My outlook towards life is also based on these ideas. The past has already happened; though it often has a bearing on the present, it is unchangeable, and so is it is useless to dwell on it. The future is predetermined, therefore, I don't worry about it. Enjoying the present is essentially all I care about. I have been reading the Bhagavad Gita and have become acquainted with the concept of "dharma" - or duty. I find it my duty to do whatever I have to in the present to unravel the mystery that is my future.

Just some thoughts.

Monday, 7 January 2008

La Moustache

I recently watched Shoja Azari's K, a film comprised of three stories based on Franz Kafka's work. It was very weird, over-the-top, abstract, and film noir-esque (only in style). I wasn't a huge fan. I followed it up by watching another Kafka-inspired ridiculous feature, La Moustache.

It is about a man who shaves his moustache after many years. However, when no one notices, he starts losing his grip on reality. His wife then tells him that he never actually had a moustache in the first place. At this point, it appears as though he has a very feeble grip on sanity. After a string of events, he runs off to a village in China and regrows his moustache. After spending many months there and getting acquainted with the locals, his wife appears in his room. She talks to him as if, for all this time, they had been on vacation together. Even stranger, her comments about his moustache allude to him never having shaven it at all. After her quip about shaving for a change, he gets rid of his moustache. She finally notices.

Apparently, the movie isn't supposed to be taken literally. Rather, it appears to be a schizophrenic metaphor for a mid-life crisis. Weird. Very french.

I really liked it, watch it. It took home an award at Cannes.

Wednesday, 2 January 2008

Bringing in the new year with my main man Masaharu Morimoto

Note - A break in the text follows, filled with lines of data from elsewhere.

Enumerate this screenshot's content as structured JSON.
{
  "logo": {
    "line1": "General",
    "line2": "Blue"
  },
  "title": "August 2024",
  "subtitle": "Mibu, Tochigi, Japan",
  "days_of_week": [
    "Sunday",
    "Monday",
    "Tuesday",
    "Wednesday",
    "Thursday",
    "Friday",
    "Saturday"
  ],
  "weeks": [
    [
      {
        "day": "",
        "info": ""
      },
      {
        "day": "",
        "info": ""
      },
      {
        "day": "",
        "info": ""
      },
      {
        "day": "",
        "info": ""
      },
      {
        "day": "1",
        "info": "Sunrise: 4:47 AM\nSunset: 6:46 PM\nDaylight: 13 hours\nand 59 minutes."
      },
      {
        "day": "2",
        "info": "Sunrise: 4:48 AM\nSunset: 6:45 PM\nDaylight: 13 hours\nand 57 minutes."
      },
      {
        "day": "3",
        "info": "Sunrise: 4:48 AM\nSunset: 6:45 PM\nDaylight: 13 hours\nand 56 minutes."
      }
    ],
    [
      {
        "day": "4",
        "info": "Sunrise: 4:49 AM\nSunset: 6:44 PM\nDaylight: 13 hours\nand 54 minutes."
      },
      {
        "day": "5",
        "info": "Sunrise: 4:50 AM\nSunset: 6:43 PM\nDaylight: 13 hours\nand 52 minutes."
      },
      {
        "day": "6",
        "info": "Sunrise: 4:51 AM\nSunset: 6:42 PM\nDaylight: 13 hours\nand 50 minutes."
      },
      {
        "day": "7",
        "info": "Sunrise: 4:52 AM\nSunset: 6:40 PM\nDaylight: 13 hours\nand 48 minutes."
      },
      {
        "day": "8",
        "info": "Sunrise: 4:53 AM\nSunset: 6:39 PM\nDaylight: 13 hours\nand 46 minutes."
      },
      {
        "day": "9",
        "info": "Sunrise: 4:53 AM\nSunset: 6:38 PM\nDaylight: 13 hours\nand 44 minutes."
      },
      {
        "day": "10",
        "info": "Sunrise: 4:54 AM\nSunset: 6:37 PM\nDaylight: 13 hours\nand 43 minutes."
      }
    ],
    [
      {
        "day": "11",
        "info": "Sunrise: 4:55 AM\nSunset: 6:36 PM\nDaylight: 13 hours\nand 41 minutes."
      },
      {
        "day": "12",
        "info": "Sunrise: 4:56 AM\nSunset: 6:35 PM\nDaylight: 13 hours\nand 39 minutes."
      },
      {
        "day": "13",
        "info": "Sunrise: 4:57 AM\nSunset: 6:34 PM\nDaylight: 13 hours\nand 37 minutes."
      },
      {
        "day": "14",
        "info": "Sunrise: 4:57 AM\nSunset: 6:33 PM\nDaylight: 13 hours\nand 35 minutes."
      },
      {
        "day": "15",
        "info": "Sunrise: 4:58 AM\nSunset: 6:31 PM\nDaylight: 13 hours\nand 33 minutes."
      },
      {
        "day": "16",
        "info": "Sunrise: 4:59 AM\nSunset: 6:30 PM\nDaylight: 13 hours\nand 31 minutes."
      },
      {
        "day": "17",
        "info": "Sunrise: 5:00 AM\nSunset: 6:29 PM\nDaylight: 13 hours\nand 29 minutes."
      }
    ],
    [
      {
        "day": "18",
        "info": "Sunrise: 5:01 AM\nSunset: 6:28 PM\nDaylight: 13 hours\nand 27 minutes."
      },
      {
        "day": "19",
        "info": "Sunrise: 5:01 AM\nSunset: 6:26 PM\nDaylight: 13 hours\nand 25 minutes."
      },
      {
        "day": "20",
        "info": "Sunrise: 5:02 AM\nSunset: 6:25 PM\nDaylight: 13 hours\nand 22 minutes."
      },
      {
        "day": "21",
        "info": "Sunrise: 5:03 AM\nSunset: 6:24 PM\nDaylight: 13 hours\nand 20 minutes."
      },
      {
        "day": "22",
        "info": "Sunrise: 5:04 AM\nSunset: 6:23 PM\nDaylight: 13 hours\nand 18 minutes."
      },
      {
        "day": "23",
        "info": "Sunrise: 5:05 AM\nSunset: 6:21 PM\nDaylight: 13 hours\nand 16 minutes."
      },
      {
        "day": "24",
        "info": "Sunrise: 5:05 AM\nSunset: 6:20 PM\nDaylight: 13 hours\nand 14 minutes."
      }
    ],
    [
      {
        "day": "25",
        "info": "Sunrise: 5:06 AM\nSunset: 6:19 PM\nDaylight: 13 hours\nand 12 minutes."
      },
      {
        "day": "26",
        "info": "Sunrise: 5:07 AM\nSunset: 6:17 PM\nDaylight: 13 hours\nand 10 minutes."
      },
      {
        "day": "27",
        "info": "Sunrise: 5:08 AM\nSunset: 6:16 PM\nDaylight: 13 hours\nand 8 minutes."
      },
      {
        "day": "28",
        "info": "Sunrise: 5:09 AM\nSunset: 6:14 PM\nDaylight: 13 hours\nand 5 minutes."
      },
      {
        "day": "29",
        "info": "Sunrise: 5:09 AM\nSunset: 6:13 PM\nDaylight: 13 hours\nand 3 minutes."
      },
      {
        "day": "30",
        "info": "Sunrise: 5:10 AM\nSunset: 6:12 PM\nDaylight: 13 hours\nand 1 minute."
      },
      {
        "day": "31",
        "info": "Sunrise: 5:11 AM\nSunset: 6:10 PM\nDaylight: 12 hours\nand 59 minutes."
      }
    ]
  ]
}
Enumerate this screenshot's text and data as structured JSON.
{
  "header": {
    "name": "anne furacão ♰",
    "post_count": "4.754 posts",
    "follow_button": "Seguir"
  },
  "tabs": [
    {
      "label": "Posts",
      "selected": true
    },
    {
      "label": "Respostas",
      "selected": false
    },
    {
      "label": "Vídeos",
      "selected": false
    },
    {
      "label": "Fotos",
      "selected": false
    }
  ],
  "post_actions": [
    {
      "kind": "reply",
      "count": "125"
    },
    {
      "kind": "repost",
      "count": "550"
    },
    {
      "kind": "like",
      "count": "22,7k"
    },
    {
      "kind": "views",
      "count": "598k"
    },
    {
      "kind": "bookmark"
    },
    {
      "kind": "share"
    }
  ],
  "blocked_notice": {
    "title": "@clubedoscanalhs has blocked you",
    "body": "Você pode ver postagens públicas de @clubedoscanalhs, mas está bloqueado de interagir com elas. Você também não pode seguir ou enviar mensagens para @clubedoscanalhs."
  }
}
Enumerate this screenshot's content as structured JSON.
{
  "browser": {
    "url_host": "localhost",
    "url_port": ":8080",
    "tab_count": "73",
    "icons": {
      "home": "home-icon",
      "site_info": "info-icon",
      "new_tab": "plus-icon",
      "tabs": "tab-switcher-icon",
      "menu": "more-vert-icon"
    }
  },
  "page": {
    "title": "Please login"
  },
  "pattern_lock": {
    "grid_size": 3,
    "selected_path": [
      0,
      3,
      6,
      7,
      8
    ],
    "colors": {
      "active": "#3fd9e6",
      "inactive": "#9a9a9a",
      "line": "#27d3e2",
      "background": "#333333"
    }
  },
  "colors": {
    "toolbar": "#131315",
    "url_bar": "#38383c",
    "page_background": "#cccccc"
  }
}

I got back to New York just in time to get funky with Masaharu for new year's. I was really excited if you can't tell. He's like the nicest guy and my friend had a long conversation with him about the red and yellow beet iron chef episode. People I noticed that were also in attendance: Dutch international soccer star Edgar Davids and his not so hot wife/gf, and supermodel X with fugly photographer guy Y.